Work instruction: Every record below needs to be set down exactly. Pictures do not belong in the copy.

★ ★ ★

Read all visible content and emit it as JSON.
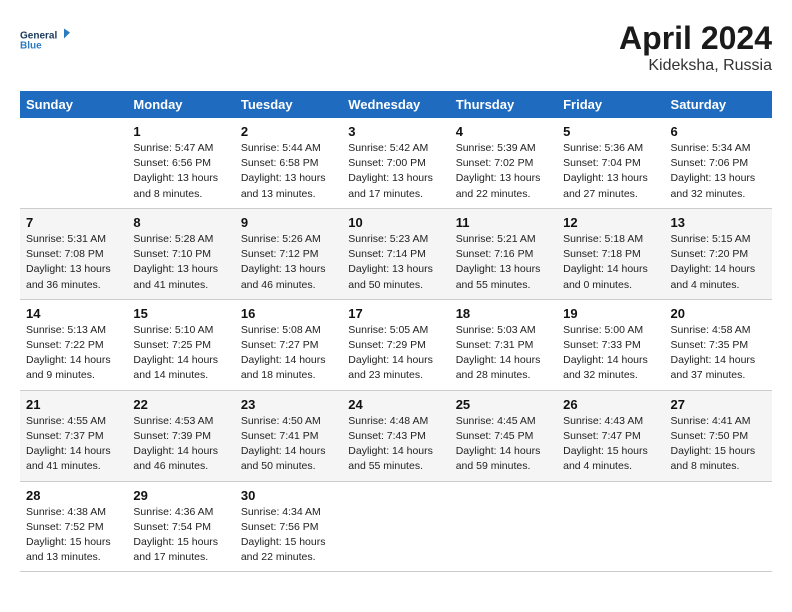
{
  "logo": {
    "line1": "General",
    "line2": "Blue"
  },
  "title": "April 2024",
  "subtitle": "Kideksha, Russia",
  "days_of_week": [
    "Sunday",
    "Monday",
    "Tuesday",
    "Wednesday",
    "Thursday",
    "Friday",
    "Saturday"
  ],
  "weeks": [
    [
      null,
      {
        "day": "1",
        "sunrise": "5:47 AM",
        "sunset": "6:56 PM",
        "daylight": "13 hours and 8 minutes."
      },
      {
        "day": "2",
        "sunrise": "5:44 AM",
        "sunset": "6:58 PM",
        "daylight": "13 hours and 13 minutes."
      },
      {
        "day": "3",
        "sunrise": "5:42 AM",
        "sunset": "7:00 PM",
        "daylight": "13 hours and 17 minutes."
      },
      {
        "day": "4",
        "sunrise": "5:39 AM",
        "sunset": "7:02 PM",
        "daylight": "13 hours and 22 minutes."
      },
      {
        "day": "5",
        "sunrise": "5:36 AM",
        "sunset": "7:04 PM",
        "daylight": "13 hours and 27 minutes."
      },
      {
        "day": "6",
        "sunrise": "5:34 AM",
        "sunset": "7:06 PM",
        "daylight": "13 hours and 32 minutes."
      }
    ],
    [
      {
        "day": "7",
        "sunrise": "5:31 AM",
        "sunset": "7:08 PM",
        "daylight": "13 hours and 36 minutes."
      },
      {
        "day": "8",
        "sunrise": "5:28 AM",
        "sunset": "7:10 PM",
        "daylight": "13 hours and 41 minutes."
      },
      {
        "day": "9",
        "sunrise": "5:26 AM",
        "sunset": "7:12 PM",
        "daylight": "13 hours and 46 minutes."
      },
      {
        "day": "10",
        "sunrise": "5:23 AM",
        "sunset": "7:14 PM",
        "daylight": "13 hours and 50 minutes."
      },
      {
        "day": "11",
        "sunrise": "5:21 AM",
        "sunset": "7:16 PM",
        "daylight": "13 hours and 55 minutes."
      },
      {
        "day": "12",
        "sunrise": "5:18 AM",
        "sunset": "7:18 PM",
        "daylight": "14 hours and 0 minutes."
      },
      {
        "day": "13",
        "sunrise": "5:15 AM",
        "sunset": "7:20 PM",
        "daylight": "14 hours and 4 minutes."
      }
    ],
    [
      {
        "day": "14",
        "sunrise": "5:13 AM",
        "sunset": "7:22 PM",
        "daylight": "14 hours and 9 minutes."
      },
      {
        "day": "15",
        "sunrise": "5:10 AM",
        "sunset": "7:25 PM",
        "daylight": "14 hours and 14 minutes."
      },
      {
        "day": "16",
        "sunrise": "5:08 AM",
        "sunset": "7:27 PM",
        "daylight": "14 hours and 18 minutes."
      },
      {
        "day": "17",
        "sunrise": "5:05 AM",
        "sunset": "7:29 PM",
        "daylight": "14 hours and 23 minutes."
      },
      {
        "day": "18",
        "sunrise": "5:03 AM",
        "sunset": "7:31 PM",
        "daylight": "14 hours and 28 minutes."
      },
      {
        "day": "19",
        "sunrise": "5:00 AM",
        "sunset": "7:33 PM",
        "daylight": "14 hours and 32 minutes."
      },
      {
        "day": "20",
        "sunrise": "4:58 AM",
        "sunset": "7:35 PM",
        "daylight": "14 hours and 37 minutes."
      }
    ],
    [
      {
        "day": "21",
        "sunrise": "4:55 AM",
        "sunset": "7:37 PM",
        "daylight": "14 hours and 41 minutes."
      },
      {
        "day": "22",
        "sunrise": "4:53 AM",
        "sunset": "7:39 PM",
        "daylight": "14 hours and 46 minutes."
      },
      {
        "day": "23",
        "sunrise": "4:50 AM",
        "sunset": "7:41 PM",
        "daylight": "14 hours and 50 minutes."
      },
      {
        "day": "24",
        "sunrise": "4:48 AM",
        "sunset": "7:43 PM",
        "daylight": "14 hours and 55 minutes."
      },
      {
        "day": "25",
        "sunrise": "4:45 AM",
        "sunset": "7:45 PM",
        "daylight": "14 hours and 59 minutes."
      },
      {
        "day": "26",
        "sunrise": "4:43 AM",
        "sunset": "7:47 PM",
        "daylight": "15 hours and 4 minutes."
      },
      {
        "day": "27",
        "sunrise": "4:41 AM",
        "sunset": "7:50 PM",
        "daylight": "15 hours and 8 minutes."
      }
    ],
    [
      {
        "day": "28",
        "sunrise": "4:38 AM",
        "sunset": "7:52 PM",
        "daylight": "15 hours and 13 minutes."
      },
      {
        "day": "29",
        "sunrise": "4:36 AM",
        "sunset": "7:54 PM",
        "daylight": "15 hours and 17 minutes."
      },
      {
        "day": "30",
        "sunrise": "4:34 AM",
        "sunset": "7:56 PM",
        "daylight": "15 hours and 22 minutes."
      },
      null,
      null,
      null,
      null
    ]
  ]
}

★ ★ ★

Output of the exercise:
Read all visible content and emit it as JSON.
{
  "logo": {
    "line1": "General",
    "line2": "Blue"
  },
  "title": "April 2024",
  "subtitle": "Kideksha, Russia",
  "days_of_week": [
    "Sunday",
    "Monday",
    "Tuesday",
    "Wednesday",
    "Thursday",
    "Friday",
    "Saturday"
  ],
  "weeks": [
    [
      null,
      {
        "day": "1",
        "sunrise": "5:47 AM",
        "sunset": "6:56 PM",
        "daylight": "13 hours and 8 minutes."
      },
      {
        "day": "2",
        "sunrise": "5:44 AM",
        "sunset": "6:58 PM",
        "daylight": "13 hours and 13 minutes."
      },
      {
        "day": "3",
        "sunrise": "5:42 AM",
        "sunset": "7:00 PM",
        "daylight": "13 hours and 17 minutes."
      },
      {
        "day": "4",
        "sunrise": "5:39 AM",
        "sunset": "7:02 PM",
        "daylight": "13 hours and 22 minutes."
      },
      {
        "day": "5",
        "sunrise": "5:36 AM",
        "sunset": "7:04 PM",
        "daylight": "13 hours and 27 minutes."
      },
      {
        "day": "6",
        "sunrise": "5:34 AM",
        "sunset": "7:06 PM",
        "daylight": "13 hours and 32 minutes."
      }
    ],
    [
      {
        "day": "7",
        "sunrise": "5:31 AM",
        "sunset": "7:08 PM",
        "daylight": "13 hours and 36 minutes."
      },
      {
        "day": "8",
        "sunrise": "5:28 AM",
        "sunset": "7:10 PM",
        "daylight": "13 hours and 41 minutes."
      },
      {
        "day": "9",
        "sunrise": "5:26 AM",
        "sunset": "7:12 PM",
        "daylight": "13 hours and 46 minutes."
      },
      {
        "day": "10",
        "sunrise": "5:23 AM",
        "sunset": "7:14 PM",
        "daylight": "13 hours and 50 minutes."
      },
      {
        "day": "11",
        "sunrise": "5:21 AM",
        "sunset": "7:16 PM",
        "daylight": "13 hours and 55 minutes."
      },
      {
        "day": "12",
        "sunrise": "5:18 AM",
        "sunset": "7:18 PM",
        "daylight": "14 hours and 0 minutes."
      },
      {
        "day": "13",
        "sunrise": "5:15 AM",
        "sunset": "7:20 PM",
        "daylight": "14 hours and 4 minutes."
      }
    ],
    [
      {
        "day": "14",
        "sunrise": "5:13 AM",
        "sunset": "7:22 PM",
        "daylight": "14 hours and 9 minutes."
      },
      {
        "day": "15",
        "sunrise": "5:10 AM",
        "sunset": "7:25 PM",
        "daylight": "14 hours and 14 minutes."
      },
      {
        "day": "16",
        "sunrise": "5:08 AM",
        "sunset": "7:27 PM",
        "daylight": "14 hours and 18 minutes."
      },
      {
        "day": "17",
        "sunrise": "5:05 AM",
        "sunset": "7:29 PM",
        "daylight": "14 hours and 23 minutes."
      },
      {
        "day": "18",
        "sunrise": "5:03 AM",
        "sunset": "7:31 PM",
        "daylight": "14 hours and 28 minutes."
      },
      {
        "day": "19",
        "sunrise": "5:00 AM",
        "sunset": "7:33 PM",
        "daylight": "14 hours and 32 minutes."
      },
      {
        "day": "20",
        "sunrise": "4:58 AM",
        "sunset": "7:35 PM",
        "daylight": "14 hours and 37 minutes."
      }
    ],
    [
      {
        "day": "21",
        "sunrise": "4:55 AM",
        "sunset": "7:37 PM",
        "daylight": "14 hours and 41 minutes."
      },
      {
        "day": "22",
        "sunrise": "4:53 AM",
        "sunset": "7:39 PM",
        "daylight": "14 hours and 46 minutes."
      },
      {
        "day": "23",
        "sunrise": "4:50 AM",
        "sunset": "7:41 PM",
        "daylight": "14 hours and 50 minutes."
      },
      {
        "day": "24",
        "sunrise": "4:48 AM",
        "sunset": "7:43 PM",
        "daylight": "14 hours and 55 minutes."
      },
      {
        "day": "25",
        "sunrise": "4:45 AM",
        "sunset": "7:45 PM",
        "daylight": "14 hours and 59 minutes."
      },
      {
        "day": "26",
        "sunrise": "4:43 AM",
        "sunset": "7:47 PM",
        "daylight": "15 hours and 4 minutes."
      },
      {
        "day": "27",
        "sunrise": "4:41 AM",
        "sunset": "7:50 PM",
        "daylight": "15 hours and 8 minutes."
      }
    ],
    [
      {
        "day": "28",
        "sunrise": "4:38 AM",
        "sunset": "7:52 PM",
        "daylight": "15 hours and 13 minutes."
      },
      {
        "day": "29",
        "sunrise": "4:36 AM",
        "sunset": "7:54 PM",
        "daylight": "15 hours and 17 minutes."
      },
      {
        "day": "30",
        "sunrise": "4:34 AM",
        "sunset": "7:56 PM",
        "daylight": "15 hours and 22 minutes."
      },
      null,
      null,
      null,
      null
    ]
  ]
}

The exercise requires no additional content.